Maybe. But how do you know whether you will find someone else in time to procreate or that you will ever love another person as much as the partner you have now? You don’t. So hold on. Don’t be too quick to jump ship or to broadcast to the world that your partner is a rat. Take a breath. Talk about it. I know, they don’t always want to talk. Give them a little time. Find a way to approach the subject without accusations and threats. Maybe say, “I love you so much and I want to understand . . .” Maybe you could each write a letter explaining your feelings. Maybe you could try counseling. Maybe there’s a good reason or an obstacle that you can help them get over. Or not. Just don’t give up too quickly. If you really love someone, you have to accept them as they are. If up until now, this person was The One, maybe he still is.

If the relationship is new and you really haven’t established any strong ties, then adios. Tell them it’s a deal-breaker and move on. But if you have given everything to this relationship, maybe it’s meant to be.

What do you think about this? Have you ever broken up over children? Are you thinking about it? What would you advise if it was your brother or your best friend? Please comment.

Why Wouldn’t He/She Want to Have Children?

Here at Childless by Marriage, one reader after another reports the same problem: One partner wants kids and the other does not. Period. End of discussion. If infertility is an issue, there are ways to work around it, such as in vitro, surrogates, donors, or adoption, but no. They don’t want to talk about it. I always encourage readers to keep the conversation going, but I had a tight-lipped first husband who wouldn’t discuss it either, so I understand if you keep running into a dead end.

Why are some people so sure they don’t want children? Let’s look at possible reasons:

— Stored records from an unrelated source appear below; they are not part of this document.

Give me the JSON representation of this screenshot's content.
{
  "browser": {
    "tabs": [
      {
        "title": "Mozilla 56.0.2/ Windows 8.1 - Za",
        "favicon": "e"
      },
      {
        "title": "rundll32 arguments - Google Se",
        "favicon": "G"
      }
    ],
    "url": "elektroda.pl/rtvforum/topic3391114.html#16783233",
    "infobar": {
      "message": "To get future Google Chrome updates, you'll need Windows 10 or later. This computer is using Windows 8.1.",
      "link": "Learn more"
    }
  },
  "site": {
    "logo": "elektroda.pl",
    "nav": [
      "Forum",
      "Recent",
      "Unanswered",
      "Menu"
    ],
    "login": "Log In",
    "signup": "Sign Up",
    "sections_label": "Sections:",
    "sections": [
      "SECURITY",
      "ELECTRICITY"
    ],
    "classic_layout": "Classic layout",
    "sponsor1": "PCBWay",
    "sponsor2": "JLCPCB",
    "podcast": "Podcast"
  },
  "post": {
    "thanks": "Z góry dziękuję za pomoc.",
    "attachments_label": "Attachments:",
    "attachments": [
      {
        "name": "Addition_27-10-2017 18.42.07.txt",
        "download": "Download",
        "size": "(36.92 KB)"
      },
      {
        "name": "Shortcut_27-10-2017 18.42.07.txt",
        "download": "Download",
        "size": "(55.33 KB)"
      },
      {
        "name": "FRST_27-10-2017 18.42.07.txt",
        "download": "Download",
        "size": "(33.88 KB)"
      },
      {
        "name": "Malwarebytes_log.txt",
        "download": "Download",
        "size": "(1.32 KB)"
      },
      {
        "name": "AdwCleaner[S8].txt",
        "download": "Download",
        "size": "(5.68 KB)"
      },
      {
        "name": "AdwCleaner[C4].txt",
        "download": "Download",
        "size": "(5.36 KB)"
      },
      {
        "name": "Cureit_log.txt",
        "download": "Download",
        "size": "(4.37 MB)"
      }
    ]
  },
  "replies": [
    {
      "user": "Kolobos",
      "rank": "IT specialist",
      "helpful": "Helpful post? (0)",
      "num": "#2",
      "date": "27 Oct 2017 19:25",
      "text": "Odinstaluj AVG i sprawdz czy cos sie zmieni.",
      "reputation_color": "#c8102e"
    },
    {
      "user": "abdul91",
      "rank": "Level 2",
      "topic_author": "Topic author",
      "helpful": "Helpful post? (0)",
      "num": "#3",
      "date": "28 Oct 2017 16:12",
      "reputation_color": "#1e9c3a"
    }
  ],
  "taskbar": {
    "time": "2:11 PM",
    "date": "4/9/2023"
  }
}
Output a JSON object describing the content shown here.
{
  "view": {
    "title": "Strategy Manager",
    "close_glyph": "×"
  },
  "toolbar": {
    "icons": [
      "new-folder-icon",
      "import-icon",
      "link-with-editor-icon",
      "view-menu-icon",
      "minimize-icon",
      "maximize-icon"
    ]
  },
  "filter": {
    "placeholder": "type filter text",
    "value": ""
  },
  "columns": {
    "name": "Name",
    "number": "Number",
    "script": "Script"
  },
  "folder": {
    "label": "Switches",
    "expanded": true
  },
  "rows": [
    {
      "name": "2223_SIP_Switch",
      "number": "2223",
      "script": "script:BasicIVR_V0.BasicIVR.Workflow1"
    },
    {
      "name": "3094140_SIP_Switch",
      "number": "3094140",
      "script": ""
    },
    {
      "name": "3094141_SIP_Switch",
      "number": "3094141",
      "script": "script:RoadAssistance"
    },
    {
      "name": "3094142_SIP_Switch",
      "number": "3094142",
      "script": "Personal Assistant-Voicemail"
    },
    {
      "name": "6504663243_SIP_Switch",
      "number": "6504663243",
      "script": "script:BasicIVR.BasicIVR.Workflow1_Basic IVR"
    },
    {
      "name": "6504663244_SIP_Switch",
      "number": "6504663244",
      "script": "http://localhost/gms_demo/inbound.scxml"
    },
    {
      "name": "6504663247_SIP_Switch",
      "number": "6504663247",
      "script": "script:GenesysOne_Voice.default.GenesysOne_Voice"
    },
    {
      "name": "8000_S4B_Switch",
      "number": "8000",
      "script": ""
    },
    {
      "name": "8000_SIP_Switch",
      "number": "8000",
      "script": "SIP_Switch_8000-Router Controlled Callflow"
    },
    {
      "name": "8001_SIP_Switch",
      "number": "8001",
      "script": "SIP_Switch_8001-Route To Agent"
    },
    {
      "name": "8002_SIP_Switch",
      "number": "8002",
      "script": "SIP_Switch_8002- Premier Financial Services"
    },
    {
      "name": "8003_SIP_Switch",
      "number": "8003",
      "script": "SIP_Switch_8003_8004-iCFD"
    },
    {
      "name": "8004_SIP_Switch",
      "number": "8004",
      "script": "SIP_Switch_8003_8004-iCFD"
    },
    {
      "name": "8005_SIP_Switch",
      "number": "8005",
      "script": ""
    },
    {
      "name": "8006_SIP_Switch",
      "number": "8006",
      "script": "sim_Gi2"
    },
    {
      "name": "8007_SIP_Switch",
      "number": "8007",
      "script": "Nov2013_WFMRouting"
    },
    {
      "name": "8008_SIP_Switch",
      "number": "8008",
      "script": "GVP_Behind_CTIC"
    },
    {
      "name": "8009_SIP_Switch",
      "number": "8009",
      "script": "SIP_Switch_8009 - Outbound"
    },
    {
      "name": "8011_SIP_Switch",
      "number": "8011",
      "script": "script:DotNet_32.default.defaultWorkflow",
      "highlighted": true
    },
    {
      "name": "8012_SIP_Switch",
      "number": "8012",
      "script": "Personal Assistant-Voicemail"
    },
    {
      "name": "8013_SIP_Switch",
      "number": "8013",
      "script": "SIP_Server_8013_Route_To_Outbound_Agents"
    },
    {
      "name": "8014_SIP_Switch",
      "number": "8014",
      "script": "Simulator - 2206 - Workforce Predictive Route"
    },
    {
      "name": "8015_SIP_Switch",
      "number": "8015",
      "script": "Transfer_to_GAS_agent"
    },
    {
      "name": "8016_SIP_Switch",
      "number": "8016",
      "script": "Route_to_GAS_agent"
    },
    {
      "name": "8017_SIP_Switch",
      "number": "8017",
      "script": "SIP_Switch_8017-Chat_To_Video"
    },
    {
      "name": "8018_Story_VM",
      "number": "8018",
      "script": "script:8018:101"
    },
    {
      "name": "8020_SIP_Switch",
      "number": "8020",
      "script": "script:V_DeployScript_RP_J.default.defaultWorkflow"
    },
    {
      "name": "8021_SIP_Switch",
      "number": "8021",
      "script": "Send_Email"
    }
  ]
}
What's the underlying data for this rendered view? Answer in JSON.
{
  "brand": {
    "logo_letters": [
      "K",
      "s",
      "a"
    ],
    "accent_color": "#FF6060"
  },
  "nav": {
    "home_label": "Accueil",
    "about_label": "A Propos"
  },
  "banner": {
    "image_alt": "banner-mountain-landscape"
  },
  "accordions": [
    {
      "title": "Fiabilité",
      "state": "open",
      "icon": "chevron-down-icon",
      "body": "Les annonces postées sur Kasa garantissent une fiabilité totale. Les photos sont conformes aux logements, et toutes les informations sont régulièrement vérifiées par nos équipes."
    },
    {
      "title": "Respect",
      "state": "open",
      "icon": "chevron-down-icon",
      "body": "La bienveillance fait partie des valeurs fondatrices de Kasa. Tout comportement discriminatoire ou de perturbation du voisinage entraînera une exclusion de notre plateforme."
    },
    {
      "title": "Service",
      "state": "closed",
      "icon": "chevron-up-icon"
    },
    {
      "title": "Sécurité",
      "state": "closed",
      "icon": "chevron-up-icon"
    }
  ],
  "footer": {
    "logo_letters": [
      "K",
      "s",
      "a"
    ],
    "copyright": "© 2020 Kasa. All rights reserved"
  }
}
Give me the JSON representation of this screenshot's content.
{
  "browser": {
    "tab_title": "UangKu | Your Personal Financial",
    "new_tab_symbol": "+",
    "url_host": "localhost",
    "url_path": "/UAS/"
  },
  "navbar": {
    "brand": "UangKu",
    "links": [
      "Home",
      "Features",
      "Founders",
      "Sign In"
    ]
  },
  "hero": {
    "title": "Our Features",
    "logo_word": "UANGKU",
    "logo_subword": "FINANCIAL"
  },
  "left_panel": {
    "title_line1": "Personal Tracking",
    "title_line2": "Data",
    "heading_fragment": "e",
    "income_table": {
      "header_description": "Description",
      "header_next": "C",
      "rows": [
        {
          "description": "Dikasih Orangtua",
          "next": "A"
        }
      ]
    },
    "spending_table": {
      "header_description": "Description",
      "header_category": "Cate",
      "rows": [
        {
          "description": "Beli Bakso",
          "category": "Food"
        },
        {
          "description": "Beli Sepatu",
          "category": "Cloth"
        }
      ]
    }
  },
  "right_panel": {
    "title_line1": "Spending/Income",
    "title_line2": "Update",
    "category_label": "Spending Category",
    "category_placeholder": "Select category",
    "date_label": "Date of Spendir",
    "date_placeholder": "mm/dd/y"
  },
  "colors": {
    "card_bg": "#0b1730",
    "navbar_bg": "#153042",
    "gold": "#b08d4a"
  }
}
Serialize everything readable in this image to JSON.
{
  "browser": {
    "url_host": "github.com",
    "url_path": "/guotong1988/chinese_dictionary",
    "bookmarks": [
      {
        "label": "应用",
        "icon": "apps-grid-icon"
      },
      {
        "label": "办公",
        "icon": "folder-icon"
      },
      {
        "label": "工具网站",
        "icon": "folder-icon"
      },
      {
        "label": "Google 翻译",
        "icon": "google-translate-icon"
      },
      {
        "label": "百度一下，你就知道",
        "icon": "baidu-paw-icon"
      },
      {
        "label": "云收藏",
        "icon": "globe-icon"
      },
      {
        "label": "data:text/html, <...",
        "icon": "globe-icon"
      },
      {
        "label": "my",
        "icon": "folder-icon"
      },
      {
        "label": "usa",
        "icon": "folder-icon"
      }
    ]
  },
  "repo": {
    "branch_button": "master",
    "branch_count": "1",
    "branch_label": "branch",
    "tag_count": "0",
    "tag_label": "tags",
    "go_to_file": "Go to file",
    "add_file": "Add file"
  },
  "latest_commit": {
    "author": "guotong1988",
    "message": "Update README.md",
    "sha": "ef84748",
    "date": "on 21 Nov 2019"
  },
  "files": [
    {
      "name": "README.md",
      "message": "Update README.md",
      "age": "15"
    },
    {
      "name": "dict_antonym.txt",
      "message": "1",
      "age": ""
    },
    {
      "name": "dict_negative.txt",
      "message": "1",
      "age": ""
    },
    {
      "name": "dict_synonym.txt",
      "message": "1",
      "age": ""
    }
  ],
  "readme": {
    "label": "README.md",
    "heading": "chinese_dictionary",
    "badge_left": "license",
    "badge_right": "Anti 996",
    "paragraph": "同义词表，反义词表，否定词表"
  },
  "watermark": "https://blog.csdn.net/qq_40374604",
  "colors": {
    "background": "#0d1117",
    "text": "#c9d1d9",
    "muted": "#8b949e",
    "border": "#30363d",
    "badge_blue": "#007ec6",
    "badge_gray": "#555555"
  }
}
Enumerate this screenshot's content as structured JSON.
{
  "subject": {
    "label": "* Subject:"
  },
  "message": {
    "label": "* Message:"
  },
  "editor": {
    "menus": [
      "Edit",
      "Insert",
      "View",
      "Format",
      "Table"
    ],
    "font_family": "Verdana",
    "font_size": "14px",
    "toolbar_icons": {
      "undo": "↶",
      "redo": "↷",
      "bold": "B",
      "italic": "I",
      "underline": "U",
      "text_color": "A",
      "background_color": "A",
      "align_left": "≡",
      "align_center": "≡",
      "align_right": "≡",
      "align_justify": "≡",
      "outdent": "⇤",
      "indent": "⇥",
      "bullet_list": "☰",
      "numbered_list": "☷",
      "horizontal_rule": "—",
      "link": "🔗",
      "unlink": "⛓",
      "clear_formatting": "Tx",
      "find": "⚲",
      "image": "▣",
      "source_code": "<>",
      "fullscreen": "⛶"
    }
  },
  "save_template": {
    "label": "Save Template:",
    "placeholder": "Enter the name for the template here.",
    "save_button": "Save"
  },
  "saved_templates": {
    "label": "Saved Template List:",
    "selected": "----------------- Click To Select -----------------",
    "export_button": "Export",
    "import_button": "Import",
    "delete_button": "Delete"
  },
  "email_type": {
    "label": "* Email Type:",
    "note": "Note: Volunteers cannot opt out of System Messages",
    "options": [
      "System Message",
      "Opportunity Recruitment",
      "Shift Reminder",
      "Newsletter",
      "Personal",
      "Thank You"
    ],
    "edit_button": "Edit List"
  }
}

  1. ·They hate children–Kids are needy, whiny and sticky.
  2.  Money–Raising children is too darned expensive.
  3. Conflicts with existing kids–They already have children from a previous relationship. Between child support, dealing with the ex and taking care of these kids, they can’t imagine bringing more children into their lives.
  4. Fear–of pain, conflicts, cost, life changes, and passing on physical or emotional problems.
  5. Age—They don’t want to be the oldest parent on the soccer field.
  6. Career—Having kids will totally screw it up.
  7. Freedom—They want to do whatever they please whenever they please.
  8. Marriage—Will having children ruin their relationship? Will the wife focus all her attention on the kids? Will they fight over how to raise them? Will they never have sex again?
  9. Inadequacy—They’d be a lousy father or mother.
  10. Responsibility—Don’t want it.
  11. Overpopulation—The world has too many people already.
  12. Messed up world—Why subject a child to wars, terrorism, climate change and a culture gone to hell?

Do any of these sound familiar? Can you add anything to the list? Do you think it’s possible to change their minds? I look forward to reading your comments.